Task prompt: Search the records below for the word "banner". Pull out each line that has it.

Dataset items:
'''

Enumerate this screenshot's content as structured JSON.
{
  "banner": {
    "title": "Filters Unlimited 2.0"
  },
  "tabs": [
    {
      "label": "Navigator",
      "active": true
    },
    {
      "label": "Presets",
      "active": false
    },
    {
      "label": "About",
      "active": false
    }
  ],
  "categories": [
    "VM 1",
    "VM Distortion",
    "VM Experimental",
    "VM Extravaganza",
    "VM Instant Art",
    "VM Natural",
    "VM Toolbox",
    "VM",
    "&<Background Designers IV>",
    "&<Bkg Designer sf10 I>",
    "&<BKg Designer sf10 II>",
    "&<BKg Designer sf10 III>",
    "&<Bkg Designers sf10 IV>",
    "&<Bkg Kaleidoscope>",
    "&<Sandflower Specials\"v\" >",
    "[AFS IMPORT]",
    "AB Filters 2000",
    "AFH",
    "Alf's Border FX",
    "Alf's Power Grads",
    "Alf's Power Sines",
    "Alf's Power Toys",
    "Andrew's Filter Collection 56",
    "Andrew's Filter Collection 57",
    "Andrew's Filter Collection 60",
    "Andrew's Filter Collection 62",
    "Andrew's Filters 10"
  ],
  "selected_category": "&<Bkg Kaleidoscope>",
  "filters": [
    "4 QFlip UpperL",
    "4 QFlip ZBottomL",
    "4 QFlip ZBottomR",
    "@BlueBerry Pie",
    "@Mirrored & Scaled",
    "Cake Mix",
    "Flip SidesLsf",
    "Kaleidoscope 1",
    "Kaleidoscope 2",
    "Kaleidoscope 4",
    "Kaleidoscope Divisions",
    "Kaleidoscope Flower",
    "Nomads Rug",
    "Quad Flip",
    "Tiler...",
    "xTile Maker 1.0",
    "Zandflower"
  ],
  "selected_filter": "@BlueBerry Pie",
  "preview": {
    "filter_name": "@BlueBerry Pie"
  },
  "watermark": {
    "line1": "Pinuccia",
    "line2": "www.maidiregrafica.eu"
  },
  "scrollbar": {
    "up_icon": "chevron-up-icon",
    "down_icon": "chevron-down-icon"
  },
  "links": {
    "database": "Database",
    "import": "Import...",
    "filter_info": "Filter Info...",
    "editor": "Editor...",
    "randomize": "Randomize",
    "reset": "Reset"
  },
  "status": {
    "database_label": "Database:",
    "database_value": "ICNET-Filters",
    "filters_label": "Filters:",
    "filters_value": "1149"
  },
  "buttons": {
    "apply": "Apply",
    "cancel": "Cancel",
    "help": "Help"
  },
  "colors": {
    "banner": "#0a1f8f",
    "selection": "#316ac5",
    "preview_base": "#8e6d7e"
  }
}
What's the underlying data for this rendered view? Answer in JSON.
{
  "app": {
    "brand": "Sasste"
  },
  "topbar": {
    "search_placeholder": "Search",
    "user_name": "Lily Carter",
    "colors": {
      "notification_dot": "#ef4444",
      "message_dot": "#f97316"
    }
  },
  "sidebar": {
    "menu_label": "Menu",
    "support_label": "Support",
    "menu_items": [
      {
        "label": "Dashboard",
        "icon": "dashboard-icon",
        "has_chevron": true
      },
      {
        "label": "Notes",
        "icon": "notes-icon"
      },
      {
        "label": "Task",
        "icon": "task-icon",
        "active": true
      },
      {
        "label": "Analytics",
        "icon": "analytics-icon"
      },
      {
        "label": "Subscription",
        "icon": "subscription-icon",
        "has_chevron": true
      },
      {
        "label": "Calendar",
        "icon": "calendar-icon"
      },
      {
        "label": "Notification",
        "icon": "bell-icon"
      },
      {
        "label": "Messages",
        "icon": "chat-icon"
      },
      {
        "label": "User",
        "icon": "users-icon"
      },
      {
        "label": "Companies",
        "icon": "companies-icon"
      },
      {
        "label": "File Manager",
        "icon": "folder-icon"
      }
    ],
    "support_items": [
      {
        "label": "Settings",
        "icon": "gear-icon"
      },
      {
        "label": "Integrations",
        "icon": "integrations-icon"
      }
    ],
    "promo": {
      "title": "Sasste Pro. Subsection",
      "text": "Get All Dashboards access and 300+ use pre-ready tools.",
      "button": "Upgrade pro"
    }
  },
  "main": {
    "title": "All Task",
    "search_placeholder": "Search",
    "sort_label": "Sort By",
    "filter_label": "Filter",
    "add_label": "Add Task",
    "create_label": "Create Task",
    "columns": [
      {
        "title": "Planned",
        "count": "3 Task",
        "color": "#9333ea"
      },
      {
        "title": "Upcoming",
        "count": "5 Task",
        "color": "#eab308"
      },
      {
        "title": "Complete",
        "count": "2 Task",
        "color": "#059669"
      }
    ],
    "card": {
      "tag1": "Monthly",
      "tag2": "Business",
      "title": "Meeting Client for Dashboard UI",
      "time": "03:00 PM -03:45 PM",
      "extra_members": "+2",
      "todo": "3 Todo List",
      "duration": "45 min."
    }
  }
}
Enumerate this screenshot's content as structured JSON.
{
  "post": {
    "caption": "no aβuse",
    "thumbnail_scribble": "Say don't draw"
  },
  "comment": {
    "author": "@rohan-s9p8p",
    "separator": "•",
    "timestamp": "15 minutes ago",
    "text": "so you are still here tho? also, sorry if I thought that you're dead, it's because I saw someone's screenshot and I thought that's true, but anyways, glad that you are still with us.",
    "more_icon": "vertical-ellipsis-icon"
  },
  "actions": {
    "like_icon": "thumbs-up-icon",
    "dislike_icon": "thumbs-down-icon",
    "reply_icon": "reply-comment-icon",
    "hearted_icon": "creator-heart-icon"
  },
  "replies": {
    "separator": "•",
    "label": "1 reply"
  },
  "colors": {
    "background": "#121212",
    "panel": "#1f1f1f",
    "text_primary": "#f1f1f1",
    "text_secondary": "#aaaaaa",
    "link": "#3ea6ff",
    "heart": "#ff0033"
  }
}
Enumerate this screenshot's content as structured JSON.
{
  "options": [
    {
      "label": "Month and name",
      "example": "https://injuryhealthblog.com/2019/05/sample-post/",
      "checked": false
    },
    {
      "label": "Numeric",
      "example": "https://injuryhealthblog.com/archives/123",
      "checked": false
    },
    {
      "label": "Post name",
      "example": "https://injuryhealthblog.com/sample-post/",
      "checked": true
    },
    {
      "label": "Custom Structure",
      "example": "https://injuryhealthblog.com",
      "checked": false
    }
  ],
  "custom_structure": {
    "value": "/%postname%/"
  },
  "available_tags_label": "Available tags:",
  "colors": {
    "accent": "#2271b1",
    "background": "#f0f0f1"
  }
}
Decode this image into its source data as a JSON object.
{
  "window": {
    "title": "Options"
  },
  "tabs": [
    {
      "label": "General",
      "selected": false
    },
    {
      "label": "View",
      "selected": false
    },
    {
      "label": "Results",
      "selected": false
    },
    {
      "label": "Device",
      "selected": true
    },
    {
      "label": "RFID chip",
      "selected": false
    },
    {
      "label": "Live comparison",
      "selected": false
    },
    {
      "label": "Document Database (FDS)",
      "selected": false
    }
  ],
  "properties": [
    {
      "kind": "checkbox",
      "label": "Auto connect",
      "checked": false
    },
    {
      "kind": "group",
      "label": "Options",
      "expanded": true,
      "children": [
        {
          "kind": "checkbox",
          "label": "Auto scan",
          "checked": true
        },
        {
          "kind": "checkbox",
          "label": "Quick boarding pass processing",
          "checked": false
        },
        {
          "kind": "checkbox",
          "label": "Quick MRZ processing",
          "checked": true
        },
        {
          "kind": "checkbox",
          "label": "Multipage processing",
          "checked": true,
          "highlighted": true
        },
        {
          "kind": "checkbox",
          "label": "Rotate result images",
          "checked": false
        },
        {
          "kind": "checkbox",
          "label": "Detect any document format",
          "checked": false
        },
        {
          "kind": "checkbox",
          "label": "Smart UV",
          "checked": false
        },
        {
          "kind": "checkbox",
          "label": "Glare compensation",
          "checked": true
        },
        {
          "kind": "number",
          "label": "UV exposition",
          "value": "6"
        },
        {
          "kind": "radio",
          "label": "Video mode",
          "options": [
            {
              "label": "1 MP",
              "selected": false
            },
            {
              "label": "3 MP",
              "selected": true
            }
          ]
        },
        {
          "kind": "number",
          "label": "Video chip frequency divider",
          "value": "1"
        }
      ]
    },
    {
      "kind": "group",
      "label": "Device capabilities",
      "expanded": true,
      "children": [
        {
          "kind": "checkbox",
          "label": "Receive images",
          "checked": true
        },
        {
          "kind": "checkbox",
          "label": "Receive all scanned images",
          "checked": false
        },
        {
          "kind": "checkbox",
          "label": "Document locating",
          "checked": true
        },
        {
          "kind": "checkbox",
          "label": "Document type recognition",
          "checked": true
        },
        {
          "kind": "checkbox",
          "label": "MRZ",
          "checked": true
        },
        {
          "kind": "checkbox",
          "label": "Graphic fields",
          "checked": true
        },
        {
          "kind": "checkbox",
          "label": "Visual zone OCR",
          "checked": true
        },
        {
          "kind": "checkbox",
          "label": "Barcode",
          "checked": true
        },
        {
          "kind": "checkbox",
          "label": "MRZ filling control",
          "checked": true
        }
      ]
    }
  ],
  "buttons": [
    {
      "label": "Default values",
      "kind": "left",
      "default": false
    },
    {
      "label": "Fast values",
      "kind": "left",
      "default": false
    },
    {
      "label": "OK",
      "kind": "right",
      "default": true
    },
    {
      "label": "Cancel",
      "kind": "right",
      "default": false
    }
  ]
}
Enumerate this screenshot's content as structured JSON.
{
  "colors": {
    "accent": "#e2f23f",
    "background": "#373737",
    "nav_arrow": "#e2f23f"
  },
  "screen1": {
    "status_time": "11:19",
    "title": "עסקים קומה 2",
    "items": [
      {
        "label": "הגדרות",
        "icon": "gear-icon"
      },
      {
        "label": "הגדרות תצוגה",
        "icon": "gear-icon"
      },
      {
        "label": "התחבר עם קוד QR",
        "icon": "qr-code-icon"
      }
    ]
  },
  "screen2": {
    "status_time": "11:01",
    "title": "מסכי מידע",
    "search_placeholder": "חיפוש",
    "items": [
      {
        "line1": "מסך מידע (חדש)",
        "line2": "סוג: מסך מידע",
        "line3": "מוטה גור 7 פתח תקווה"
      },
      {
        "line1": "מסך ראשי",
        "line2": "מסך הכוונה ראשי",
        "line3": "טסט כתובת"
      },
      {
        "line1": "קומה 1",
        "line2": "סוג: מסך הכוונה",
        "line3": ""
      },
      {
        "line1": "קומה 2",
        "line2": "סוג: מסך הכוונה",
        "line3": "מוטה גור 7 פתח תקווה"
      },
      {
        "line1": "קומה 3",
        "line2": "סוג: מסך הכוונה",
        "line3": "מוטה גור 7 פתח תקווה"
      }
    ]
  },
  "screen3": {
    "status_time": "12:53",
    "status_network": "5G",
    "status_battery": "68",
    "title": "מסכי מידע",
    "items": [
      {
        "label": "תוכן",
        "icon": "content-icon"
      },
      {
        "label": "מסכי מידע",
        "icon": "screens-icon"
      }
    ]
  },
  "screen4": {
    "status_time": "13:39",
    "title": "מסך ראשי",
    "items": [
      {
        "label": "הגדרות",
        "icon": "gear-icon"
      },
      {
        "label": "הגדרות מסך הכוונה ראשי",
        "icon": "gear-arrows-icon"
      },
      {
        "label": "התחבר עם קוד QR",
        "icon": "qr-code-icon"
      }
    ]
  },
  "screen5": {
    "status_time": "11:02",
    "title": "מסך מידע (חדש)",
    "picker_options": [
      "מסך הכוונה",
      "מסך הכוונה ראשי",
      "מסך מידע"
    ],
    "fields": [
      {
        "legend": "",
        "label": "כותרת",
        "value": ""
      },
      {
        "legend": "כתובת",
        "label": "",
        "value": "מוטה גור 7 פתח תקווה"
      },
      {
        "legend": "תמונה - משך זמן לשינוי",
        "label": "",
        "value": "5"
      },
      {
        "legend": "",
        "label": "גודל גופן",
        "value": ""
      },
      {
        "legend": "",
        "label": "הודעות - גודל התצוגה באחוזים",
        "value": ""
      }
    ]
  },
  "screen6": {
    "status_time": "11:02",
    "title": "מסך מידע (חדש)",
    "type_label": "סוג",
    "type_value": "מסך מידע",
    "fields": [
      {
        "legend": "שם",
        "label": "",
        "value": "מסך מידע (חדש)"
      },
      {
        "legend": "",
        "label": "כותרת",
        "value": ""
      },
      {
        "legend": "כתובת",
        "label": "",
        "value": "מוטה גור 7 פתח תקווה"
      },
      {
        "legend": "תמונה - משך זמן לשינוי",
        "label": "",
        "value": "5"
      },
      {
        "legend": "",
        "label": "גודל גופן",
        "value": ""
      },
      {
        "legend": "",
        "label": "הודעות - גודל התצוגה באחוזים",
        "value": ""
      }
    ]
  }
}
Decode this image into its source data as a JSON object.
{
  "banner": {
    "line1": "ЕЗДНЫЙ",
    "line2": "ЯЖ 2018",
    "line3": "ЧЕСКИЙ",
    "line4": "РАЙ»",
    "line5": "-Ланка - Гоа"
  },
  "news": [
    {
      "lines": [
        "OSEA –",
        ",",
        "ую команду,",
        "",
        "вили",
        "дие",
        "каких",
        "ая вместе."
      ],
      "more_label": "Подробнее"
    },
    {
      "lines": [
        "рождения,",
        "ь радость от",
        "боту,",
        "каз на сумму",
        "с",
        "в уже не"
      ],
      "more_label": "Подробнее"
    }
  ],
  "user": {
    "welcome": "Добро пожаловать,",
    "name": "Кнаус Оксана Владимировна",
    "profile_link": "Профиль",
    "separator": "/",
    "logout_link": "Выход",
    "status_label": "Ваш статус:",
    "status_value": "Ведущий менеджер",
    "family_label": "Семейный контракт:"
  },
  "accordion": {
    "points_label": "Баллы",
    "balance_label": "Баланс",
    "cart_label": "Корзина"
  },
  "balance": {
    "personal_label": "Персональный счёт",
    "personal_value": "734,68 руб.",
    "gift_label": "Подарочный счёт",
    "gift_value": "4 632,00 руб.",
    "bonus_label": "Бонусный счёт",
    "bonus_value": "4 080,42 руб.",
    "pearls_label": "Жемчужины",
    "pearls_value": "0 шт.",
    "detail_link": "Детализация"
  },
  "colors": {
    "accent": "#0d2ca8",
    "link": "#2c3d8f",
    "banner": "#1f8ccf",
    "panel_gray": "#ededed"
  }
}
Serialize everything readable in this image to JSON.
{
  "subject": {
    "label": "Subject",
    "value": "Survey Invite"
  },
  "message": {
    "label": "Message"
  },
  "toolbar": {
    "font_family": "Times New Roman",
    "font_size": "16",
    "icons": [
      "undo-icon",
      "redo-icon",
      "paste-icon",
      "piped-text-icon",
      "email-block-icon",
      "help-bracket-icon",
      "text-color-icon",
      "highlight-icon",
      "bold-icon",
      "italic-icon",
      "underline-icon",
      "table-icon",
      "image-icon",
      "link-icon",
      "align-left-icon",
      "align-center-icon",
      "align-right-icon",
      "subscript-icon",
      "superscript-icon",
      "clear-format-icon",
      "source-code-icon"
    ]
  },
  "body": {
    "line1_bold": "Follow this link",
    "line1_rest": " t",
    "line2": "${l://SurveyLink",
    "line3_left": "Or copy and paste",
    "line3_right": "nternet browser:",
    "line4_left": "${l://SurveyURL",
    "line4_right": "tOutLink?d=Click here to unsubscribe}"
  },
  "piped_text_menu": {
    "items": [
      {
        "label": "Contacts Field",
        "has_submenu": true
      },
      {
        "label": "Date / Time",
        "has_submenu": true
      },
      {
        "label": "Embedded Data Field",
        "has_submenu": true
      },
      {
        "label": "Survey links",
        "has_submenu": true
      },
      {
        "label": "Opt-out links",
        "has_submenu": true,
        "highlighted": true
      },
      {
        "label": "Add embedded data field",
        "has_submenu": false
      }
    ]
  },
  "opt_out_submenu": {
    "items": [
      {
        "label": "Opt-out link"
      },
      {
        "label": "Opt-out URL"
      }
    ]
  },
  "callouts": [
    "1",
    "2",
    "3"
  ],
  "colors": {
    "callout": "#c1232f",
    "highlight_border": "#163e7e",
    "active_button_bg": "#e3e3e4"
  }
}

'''

Exercise output:
  "banner": {
    "banner": "#0a1f8f",
  "banner": {
    "banner": "#1f8ccf",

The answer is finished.